▶ **RECORD SET**
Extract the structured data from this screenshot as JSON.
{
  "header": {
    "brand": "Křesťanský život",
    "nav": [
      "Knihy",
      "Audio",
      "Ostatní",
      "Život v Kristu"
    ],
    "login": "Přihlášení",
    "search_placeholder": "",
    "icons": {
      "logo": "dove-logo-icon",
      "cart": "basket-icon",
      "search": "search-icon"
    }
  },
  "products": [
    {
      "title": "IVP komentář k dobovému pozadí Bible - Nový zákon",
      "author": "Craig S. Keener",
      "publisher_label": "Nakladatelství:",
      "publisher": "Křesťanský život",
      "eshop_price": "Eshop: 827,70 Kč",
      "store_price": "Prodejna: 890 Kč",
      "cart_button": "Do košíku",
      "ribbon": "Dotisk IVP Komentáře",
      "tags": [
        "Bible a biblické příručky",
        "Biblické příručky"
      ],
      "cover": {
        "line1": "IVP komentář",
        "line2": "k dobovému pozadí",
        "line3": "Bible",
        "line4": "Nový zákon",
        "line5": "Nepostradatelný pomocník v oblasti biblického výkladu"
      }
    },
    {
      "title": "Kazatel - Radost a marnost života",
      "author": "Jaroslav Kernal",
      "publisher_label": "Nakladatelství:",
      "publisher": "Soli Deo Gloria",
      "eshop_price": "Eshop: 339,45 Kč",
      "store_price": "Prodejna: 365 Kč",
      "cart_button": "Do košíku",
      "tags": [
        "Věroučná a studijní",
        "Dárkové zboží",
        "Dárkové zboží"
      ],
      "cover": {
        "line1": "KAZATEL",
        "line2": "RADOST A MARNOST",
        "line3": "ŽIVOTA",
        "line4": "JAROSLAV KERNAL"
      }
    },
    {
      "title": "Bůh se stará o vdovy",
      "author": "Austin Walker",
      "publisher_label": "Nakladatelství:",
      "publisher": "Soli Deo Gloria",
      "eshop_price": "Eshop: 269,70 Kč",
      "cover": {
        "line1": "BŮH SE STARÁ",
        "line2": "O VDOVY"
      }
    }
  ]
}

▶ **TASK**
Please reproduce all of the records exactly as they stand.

▶ **OUTPUT FOR THIS EXERCISE**
Extract the structured data from this screenshot as JSON.
{
  "header": {
    "brand": "Křesťanský život",
    "nav": [
      "Knihy",
      "Audio",
      "Ostatní",
      "Život v Kristu"
    ],
    "login": "Přihlášení",
    "search_placeholder": "",
    "icons": {
      "logo": "dove-logo-icon",
      "cart": "basket-icon",
      "search": "search-icon"
    }
  },
  "products": [
    {
      "title": "IVP komentář k dobovému pozadí Bible - Nový zákon",
      "author": "Craig S. Keener",
      "publisher_label": "Nakladatelství:",
      "publisher": "Křesťanský život",
      "eshop_price": "Eshop: 827,70 Kč",
      "store_price": "Prodejna: 890 Kč",
      "cart_button": "Do košíku",
      "ribbon": "Dotisk IVP Komentáře",
      "tags": [
        "Bible a biblické příručky",
        "Biblické příručky"
      ],
      "cover": {
        "line1": "IVP komentář",
        "line2": "k dobovému pozadí",
        "line3": "Bible",
        "line4": "Nový zákon",
        "line5": "Nepostradatelný pomocník v oblasti biblického výkladu"
      }
    },
    {
      "title": "Kazatel - Radost a marnost života",
      "author": "Jaroslav Kernal",
      "publisher_label": "Nakladatelství:",
      "publisher": "Soli Deo Gloria",
      "eshop_price": "Eshop: 339,45 Kč",
      "store_price": "Prodejna: 365 Kč",
      "cart_button": "Do košíku",
      "tags": [
        "Věroučná a studijní",
        "Dárkové zboží",
        "Dárkové zboží"
      ],
      "cover": {
        "line1": "KAZATEL",
        "line2": "RADOST A MARNOST",
        "line3": "ŽIVOTA",
        "line4": "JAROSLAV KERNAL"
      }
    },
    {
      "title": "Bůh se stará o vdovy",
      "author": "Austin Walker",
      "publisher_label": "Nakladatelství:",
      "publisher": "Soli Deo Gloria",
      "eshop_price": "Eshop: 269,70 Kč",
      "cover": {
        "line1": "BŮH SE STARÁ",
        "line2": "O VDOVY"
      }
    }
  ]
}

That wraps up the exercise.